Scan the lines below for the word "this". Copy each line you find it in.

(Stored items)
──────────────────────────────

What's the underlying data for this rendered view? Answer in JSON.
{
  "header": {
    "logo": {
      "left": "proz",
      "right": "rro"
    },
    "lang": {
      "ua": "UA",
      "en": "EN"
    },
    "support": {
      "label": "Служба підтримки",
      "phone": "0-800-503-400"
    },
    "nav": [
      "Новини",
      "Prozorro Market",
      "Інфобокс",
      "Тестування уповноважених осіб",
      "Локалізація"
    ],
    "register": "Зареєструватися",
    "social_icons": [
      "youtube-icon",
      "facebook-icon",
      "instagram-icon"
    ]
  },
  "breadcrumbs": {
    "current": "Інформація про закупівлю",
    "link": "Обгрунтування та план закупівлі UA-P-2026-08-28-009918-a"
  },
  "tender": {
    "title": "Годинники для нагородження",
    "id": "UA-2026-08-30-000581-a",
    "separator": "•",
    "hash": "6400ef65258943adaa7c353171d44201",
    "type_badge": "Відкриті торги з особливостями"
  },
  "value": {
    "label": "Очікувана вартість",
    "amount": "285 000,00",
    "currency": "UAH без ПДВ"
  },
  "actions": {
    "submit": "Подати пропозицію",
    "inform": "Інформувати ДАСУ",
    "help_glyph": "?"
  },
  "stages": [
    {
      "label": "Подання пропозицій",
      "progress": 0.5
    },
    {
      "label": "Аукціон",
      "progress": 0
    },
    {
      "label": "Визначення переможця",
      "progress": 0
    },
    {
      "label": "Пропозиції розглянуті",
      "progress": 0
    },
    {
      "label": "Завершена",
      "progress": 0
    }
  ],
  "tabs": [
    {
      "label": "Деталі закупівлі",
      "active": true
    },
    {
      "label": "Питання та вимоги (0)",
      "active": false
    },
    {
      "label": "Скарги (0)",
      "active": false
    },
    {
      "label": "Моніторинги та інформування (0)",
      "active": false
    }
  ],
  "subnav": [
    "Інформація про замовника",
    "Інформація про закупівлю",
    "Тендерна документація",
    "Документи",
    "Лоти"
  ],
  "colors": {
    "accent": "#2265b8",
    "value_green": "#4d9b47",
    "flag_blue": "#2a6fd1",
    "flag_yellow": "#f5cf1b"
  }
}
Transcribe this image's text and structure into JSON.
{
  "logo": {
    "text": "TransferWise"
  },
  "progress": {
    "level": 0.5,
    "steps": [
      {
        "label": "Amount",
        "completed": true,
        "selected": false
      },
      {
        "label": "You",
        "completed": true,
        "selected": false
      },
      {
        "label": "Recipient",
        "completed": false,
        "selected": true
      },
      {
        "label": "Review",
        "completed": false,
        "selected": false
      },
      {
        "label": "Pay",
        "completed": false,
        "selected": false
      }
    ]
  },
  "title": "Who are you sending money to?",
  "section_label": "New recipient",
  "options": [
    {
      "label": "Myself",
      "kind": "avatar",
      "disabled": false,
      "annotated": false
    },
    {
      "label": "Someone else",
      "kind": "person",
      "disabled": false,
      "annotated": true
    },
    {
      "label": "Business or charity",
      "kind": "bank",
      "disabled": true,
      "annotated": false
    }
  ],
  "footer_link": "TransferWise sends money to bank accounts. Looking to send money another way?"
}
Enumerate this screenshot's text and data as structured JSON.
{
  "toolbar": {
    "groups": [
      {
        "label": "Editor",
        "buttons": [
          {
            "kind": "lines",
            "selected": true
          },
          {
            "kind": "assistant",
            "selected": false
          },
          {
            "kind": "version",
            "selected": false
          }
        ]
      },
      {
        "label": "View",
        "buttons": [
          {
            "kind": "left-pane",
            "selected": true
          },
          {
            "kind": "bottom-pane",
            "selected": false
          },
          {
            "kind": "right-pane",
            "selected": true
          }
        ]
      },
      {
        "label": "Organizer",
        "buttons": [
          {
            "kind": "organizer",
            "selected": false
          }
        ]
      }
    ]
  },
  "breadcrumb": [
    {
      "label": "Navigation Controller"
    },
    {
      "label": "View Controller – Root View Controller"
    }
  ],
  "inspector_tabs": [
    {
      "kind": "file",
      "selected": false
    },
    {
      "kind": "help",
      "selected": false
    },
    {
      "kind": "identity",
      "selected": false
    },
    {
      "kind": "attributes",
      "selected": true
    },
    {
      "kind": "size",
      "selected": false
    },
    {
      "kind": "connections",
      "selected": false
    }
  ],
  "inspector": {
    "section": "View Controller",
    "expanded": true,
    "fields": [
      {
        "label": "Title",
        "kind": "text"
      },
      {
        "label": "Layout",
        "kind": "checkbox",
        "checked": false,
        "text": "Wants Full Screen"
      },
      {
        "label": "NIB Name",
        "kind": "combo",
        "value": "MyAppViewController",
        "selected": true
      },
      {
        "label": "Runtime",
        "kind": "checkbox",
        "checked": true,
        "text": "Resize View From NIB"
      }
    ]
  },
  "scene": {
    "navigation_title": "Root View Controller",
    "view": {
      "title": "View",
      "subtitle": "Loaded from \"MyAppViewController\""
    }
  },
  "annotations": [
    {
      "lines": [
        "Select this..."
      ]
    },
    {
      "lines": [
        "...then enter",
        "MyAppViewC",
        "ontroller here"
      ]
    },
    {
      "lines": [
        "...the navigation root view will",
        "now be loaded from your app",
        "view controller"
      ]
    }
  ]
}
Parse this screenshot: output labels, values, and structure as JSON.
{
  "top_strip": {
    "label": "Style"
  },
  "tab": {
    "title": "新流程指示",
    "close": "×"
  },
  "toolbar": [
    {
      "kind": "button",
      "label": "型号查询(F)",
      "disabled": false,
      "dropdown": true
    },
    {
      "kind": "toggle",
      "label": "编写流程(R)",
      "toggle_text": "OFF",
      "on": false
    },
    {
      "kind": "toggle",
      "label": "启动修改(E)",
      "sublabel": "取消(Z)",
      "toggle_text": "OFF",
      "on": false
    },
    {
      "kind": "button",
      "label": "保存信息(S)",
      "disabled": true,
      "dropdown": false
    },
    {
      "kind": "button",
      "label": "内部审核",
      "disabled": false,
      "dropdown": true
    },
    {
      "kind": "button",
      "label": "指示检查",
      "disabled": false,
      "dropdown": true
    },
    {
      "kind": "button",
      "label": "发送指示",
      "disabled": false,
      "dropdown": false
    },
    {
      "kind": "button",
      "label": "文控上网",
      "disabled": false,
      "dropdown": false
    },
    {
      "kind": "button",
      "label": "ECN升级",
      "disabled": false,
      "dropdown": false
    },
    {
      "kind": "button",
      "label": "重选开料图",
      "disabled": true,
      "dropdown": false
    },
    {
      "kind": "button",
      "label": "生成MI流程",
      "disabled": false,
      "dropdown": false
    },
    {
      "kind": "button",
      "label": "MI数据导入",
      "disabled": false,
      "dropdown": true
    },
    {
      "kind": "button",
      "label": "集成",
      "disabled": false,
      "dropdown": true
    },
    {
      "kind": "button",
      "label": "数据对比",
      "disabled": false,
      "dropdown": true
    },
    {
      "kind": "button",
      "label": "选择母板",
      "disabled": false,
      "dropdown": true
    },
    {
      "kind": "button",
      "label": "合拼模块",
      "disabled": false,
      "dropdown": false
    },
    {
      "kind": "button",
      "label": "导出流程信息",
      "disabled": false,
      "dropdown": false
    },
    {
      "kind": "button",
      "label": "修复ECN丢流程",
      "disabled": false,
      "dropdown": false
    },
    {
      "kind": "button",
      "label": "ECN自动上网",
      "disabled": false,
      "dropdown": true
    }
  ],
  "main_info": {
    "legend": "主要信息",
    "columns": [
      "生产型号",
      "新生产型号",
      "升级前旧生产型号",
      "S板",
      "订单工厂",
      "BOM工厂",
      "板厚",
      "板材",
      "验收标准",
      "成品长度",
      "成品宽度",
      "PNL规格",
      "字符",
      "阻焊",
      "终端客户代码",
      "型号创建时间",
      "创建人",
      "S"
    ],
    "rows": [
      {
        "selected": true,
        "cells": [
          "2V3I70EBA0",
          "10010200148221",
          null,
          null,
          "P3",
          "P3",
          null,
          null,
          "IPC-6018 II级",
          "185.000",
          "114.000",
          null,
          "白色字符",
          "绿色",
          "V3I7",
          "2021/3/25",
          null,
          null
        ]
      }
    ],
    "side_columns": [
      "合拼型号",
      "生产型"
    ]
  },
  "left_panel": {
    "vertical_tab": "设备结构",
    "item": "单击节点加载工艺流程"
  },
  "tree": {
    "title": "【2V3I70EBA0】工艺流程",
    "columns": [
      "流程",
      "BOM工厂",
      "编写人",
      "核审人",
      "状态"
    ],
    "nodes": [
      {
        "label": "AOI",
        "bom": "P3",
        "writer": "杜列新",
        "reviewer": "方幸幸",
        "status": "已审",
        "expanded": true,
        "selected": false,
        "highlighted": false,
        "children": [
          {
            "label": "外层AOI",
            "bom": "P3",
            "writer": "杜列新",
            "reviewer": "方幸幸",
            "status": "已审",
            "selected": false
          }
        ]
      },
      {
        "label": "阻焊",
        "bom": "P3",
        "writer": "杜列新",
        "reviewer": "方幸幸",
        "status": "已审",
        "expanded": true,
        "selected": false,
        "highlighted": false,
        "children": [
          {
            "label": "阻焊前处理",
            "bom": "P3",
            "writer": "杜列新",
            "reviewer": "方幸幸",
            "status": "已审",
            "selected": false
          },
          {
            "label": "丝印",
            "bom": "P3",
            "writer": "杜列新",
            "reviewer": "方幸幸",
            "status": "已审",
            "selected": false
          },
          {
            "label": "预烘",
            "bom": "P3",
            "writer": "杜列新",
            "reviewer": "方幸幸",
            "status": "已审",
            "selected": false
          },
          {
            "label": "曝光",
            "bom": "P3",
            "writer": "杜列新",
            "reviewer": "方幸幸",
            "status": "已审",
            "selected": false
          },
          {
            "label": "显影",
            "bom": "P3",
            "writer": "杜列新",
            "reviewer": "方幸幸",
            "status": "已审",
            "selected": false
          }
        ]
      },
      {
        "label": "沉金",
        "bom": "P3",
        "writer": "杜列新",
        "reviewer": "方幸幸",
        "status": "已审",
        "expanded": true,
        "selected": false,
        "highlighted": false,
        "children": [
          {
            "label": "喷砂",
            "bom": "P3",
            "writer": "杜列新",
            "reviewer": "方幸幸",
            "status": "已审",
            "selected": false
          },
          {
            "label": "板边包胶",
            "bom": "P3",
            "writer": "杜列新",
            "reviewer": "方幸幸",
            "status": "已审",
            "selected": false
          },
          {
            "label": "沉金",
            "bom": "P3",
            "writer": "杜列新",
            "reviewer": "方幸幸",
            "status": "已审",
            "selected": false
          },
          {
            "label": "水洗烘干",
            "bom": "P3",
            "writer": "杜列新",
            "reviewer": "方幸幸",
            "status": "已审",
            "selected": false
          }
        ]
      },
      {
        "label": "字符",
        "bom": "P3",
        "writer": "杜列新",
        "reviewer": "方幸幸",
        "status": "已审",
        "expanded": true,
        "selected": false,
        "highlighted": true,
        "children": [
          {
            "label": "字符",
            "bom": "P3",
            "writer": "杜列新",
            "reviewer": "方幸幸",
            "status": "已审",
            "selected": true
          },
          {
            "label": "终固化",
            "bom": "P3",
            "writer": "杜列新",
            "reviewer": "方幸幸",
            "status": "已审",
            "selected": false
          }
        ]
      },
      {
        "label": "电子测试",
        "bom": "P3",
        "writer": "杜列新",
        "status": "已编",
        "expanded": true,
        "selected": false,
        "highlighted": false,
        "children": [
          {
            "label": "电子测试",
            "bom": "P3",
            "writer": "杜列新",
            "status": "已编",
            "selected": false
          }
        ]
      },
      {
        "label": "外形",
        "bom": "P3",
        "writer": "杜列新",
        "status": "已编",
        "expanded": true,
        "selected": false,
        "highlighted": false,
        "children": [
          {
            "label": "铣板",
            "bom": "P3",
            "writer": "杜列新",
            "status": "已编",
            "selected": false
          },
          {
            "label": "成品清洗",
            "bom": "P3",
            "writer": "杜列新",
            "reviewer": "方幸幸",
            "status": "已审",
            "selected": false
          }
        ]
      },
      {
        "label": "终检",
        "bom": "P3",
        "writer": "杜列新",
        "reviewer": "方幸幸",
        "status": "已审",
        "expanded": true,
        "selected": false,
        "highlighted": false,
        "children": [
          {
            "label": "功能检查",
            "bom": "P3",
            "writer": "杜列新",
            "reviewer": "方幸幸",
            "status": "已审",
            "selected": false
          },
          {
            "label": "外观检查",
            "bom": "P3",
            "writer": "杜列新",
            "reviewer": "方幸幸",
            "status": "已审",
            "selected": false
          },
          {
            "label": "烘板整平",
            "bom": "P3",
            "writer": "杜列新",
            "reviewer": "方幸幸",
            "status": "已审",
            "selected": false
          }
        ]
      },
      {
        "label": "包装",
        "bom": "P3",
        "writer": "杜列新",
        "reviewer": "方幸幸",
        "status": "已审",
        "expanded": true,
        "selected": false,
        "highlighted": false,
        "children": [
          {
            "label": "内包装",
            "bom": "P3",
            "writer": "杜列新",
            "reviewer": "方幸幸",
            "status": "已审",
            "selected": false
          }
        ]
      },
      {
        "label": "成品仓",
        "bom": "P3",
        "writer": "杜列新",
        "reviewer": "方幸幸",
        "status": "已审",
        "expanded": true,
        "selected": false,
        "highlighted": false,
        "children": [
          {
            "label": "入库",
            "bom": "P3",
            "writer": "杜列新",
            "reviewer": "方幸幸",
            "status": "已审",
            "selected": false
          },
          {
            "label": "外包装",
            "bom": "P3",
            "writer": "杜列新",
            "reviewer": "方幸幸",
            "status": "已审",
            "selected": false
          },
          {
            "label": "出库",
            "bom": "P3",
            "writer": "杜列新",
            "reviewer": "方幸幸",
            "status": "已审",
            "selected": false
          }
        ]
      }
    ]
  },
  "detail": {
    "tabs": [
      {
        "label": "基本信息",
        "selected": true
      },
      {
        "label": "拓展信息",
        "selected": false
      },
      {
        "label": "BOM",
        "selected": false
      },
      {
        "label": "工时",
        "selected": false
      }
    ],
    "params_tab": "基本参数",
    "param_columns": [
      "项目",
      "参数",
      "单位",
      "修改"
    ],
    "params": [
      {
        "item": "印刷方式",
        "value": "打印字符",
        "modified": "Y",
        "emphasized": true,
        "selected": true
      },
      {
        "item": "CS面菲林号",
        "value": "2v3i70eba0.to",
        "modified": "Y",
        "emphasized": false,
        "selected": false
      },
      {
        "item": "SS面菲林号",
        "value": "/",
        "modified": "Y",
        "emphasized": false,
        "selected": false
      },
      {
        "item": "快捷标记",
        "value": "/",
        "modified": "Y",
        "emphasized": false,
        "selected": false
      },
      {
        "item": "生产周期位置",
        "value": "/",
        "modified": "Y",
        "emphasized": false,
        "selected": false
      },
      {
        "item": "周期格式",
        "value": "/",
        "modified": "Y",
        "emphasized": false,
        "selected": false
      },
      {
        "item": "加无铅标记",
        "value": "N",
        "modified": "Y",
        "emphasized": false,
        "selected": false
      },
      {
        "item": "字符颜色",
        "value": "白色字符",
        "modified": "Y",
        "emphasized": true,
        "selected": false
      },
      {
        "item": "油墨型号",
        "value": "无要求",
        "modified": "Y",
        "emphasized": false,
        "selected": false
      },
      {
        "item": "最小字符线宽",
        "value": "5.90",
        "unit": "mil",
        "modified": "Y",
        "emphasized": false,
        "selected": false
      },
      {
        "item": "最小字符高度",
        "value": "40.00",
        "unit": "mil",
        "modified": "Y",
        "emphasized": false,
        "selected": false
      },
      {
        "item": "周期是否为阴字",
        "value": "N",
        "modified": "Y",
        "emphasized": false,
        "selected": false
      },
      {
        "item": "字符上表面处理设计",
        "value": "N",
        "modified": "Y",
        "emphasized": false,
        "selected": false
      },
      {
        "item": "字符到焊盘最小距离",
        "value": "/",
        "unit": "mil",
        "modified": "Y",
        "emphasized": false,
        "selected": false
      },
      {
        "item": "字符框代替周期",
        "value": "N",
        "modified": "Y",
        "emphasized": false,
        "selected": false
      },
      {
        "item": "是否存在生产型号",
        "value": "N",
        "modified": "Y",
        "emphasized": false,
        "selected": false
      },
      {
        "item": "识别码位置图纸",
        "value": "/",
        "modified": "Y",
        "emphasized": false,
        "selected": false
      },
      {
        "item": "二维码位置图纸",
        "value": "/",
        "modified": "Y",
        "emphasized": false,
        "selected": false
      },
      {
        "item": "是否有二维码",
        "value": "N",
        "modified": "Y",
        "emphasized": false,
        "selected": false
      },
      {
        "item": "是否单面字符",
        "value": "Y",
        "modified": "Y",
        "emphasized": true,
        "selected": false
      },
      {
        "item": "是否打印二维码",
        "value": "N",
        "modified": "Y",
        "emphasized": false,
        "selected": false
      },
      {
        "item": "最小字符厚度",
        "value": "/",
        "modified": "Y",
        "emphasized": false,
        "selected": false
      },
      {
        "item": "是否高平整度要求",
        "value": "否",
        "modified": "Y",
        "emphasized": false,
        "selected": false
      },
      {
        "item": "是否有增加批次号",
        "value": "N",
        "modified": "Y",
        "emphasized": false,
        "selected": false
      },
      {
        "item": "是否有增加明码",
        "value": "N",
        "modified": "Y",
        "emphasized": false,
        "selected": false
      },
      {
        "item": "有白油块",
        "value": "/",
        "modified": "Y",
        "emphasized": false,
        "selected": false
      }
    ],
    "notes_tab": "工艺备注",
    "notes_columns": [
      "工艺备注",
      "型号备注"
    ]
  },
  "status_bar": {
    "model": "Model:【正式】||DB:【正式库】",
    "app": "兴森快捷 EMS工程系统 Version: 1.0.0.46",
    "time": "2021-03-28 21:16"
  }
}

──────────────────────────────

Exercise answer:
What's the underlying data for this rendered view? Answer in JSON.
Transcribe this image's text and structure into JSON.
Enumerate this screenshot's text and data as structured JSON.
        "Select this..."
Parse this screenshot: output labels, values, and structure as JSON.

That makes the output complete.